**ABOUT THIS TASK:** Please repeat exactly the lines from the one containing "Decode this image" to the end of the entries below, both included, and omit all pictures.

**TASK DATA:**

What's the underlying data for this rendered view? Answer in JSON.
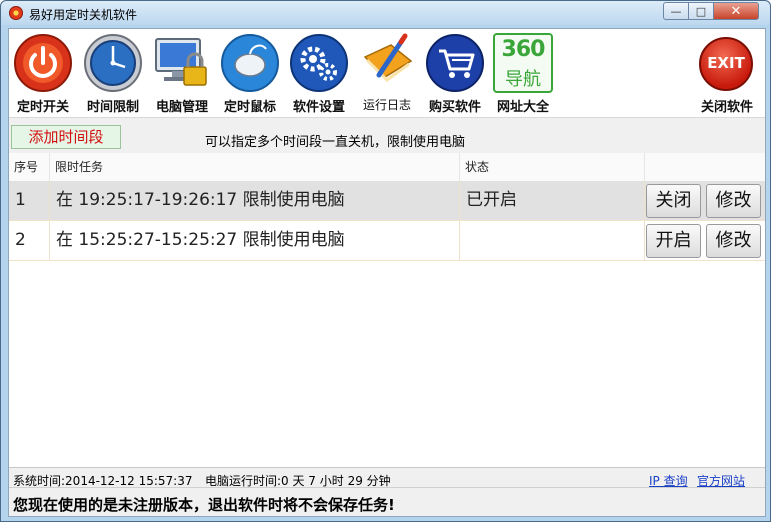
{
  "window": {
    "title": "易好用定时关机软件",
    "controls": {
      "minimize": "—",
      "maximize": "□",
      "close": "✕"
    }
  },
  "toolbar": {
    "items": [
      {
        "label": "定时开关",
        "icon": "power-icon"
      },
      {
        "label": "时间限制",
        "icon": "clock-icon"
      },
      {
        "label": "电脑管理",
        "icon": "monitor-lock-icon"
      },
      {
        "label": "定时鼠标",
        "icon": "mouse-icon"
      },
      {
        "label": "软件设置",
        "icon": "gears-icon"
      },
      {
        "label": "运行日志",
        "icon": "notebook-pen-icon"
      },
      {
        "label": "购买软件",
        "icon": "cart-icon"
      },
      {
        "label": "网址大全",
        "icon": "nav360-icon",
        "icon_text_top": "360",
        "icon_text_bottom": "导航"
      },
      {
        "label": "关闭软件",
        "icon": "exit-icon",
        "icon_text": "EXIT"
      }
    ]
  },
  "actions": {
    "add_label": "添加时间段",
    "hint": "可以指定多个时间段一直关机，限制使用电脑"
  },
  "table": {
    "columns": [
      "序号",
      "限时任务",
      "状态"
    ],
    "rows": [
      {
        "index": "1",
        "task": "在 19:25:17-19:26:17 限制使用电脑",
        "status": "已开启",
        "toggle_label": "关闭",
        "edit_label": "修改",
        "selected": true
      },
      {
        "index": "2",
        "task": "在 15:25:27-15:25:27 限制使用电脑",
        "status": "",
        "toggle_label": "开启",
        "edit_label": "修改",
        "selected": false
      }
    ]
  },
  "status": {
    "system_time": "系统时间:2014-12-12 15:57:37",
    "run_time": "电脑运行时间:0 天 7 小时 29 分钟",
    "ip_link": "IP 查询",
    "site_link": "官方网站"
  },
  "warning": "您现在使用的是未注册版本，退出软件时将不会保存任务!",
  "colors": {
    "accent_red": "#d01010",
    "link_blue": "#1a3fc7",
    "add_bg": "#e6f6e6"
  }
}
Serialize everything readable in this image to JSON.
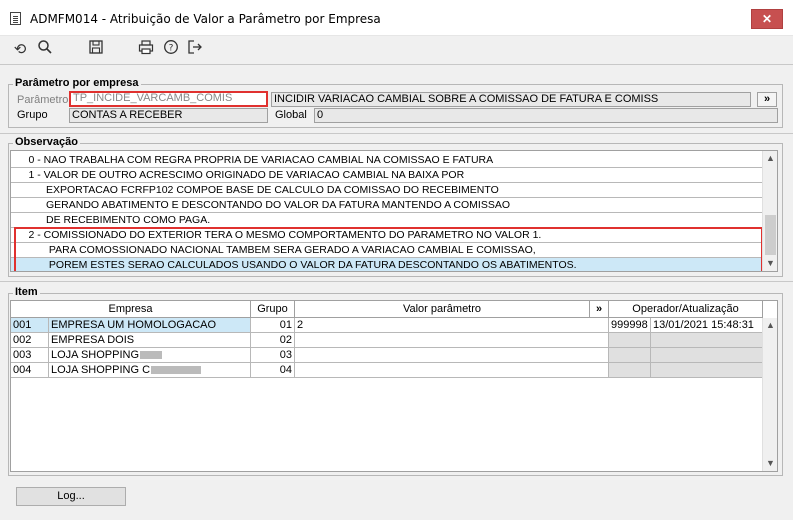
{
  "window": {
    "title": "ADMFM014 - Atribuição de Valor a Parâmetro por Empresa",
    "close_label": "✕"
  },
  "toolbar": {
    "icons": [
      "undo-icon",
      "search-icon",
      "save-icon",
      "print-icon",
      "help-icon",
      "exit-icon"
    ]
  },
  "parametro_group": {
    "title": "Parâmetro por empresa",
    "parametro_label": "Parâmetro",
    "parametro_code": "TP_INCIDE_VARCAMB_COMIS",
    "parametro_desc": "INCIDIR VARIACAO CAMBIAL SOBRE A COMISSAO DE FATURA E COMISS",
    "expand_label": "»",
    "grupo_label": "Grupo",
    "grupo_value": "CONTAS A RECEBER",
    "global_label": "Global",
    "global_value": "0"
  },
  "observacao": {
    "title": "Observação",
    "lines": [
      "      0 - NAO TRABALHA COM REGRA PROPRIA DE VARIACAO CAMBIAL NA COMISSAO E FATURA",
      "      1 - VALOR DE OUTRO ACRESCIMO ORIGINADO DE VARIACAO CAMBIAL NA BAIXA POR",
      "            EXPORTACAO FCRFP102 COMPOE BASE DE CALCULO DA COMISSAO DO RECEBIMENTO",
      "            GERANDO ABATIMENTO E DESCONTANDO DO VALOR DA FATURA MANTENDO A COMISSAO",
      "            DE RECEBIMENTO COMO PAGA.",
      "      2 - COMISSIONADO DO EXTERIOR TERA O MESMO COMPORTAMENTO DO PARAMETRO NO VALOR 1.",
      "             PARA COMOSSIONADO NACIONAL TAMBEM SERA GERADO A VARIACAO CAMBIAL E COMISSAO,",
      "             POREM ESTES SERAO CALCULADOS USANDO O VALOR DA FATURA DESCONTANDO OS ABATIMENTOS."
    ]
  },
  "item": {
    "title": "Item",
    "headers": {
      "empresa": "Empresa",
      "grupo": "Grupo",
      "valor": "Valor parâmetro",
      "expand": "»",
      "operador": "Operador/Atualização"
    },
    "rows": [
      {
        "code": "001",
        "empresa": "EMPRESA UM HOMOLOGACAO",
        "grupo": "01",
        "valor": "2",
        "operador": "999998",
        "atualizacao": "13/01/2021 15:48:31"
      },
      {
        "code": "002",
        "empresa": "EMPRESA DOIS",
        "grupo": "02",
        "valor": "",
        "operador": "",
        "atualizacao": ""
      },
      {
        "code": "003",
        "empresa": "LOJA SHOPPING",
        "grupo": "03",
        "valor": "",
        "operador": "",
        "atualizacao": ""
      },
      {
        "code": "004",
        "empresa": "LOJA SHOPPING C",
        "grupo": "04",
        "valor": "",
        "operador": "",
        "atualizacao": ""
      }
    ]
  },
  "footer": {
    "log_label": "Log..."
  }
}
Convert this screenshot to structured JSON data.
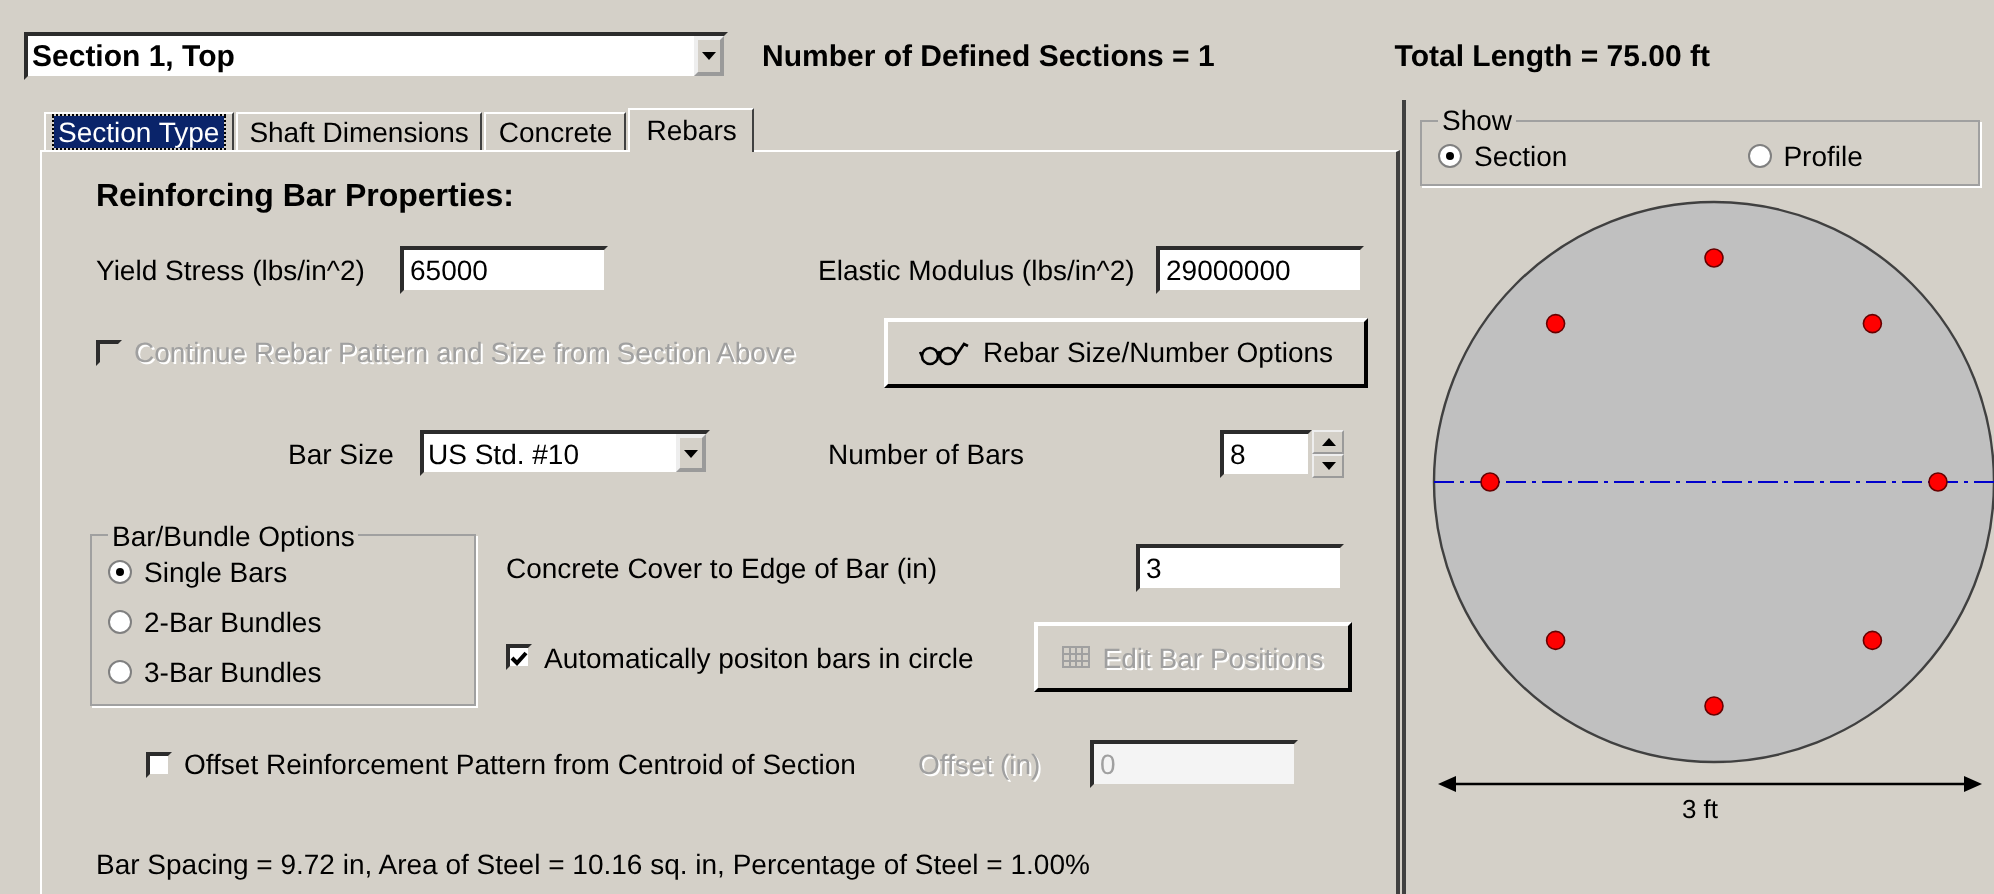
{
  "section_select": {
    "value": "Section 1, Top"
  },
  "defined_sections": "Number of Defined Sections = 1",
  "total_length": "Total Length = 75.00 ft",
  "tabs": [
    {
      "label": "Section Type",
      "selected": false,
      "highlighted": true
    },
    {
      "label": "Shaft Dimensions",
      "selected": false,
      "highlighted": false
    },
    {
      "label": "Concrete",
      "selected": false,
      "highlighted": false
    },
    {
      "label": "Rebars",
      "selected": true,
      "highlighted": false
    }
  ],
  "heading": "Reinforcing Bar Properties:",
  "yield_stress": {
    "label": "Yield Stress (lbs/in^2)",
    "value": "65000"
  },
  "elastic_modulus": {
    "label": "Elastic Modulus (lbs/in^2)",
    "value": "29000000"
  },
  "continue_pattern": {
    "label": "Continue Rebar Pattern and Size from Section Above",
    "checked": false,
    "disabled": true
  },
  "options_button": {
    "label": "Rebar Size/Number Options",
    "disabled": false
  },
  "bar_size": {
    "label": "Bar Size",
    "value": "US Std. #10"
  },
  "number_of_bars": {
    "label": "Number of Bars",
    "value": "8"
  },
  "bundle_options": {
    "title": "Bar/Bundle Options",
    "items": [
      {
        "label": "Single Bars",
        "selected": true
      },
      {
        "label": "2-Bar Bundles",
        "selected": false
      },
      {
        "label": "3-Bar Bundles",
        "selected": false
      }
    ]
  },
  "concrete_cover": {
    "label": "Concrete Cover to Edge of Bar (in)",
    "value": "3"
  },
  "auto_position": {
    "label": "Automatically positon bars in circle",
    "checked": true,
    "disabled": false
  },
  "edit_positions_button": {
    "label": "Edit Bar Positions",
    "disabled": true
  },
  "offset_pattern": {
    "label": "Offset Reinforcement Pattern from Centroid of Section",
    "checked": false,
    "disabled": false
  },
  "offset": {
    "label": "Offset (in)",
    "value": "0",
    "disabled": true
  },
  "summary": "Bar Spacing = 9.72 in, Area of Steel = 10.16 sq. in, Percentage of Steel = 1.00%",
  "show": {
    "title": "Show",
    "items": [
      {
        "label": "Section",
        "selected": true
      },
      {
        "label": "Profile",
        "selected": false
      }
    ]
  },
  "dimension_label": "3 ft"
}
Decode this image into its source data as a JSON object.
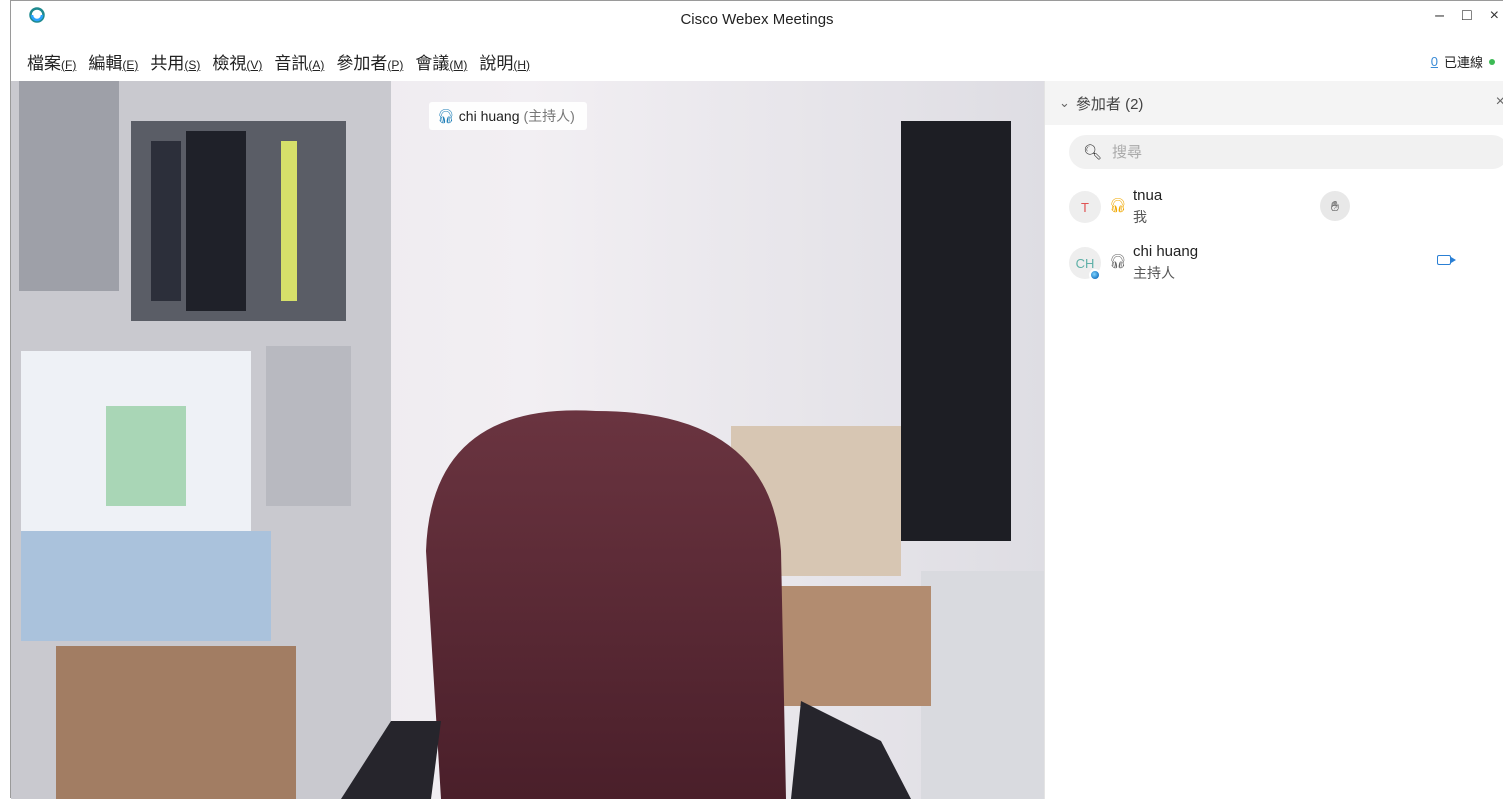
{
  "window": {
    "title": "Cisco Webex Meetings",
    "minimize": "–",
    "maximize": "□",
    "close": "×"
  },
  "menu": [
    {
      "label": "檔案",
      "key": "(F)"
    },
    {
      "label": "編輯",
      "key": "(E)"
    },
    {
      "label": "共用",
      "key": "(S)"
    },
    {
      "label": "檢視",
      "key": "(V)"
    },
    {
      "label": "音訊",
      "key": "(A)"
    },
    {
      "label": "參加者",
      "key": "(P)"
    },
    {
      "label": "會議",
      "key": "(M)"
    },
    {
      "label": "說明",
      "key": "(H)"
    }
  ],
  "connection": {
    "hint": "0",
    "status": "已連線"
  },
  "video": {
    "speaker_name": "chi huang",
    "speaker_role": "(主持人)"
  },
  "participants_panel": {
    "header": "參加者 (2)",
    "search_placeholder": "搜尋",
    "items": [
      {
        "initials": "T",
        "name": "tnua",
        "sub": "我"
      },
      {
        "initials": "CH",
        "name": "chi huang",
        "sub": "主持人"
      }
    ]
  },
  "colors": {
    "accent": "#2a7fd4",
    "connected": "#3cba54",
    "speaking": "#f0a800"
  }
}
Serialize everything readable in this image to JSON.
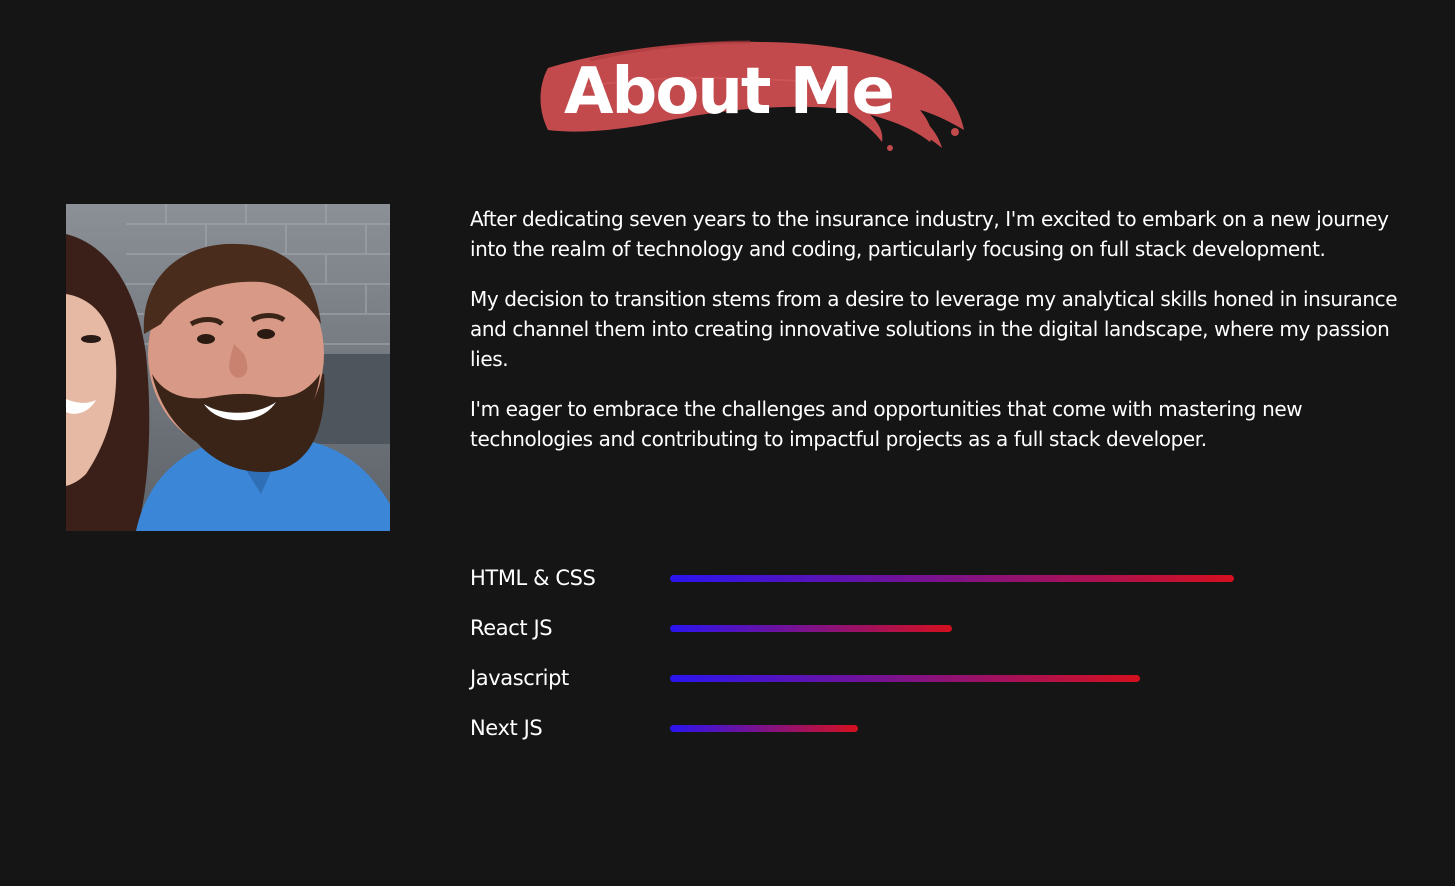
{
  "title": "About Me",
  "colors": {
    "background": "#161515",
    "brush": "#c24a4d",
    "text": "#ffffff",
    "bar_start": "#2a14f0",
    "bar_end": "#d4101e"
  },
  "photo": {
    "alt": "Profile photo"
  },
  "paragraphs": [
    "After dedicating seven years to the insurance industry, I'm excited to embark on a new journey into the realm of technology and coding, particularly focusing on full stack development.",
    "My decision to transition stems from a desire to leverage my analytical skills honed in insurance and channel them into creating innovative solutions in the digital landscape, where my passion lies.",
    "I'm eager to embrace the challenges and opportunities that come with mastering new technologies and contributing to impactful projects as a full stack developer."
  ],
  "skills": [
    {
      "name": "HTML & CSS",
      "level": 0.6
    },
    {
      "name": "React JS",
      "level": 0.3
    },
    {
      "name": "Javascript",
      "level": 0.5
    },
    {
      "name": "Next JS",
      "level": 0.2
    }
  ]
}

**SOLUTION TO THE PROBLEM:**
Decode this image into its source data as a JSON object.
{
  "window": {
    "title": "Cisco Webex Meetings",
    "minimize": "–",
    "maximize": "□",
    "close": "×"
  },
  "menu": [
    {
      "label": "檔案",
      "key": "(F)"
    },
    {
      "label": "編輯",
      "key": "(E)"
    },
    {
      "label": "共用",
      "key": "(S)"
    },
    {
      "label": "檢視",
      "key": "(V)"
    },
    {
      "label": "音訊",
      "key": "(A)"
    },
    {
      "label": "參加者",
      "key": "(P)"
    },
    {
      "label": "會議",
      "key": "(M)"
    },
    {
      "label": "說明",
      "key": "(H)"
    }
  ],
  "connection": {
    "hint": "0",
    "status": "已連線"
  },
  "video": {
    "speaker_name": "chi huang",
    "speaker_role": "(主持人)"
  },
  "participants_panel": {
    "header": "參加者 (2)",
    "search_placeholder": "搜尋",
    "items": [
      {
        "initials": "T",
        "name": "tnua",
        "sub": "我"
      },
      {
        "initials": "CH",
        "name": "chi huang",
        "sub": "主持人"
      }
    ]
  },
  "colors": {
    "accent": "#2a7fd4",
    "connected": "#3cba54",
    "speaking": "#f0a800"
  }
}
Serialize everything readable in this image to JSON.
{
  "title": "About Me",
  "colors": {
    "background": "#161515",
    "brush": "#c24a4d",
    "text": "#ffffff",
    "bar_start": "#2a14f0",
    "bar_end": "#d4101e"
  },
  "photo": {
    "alt": "Profile photo"
  },
  "paragraphs": [
    "After dedicating seven years to the insurance industry, I'm excited to embark on a new journey into the realm of technology and coding, particularly focusing on full stack development.",
    "My decision to transition stems from a desire to leverage my analytical skills honed in insurance and channel them into creating innovative solutions in the digital landscape, where my passion lies.",
    "I'm eager to embrace the challenges and opportunities that come with mastering new technologies and contributing to impactful projects as a full stack developer."
  ],
  "skills": [
    {
      "name": "HTML & CSS",
      "level": 0.6
    },
    {
      "name": "React JS",
      "level": 0.3
    },
    {
      "name": "Javascript",
      "level": 0.5
    },
    {
      "name": "Next JS",
      "level": 0.2
    }
  ]
}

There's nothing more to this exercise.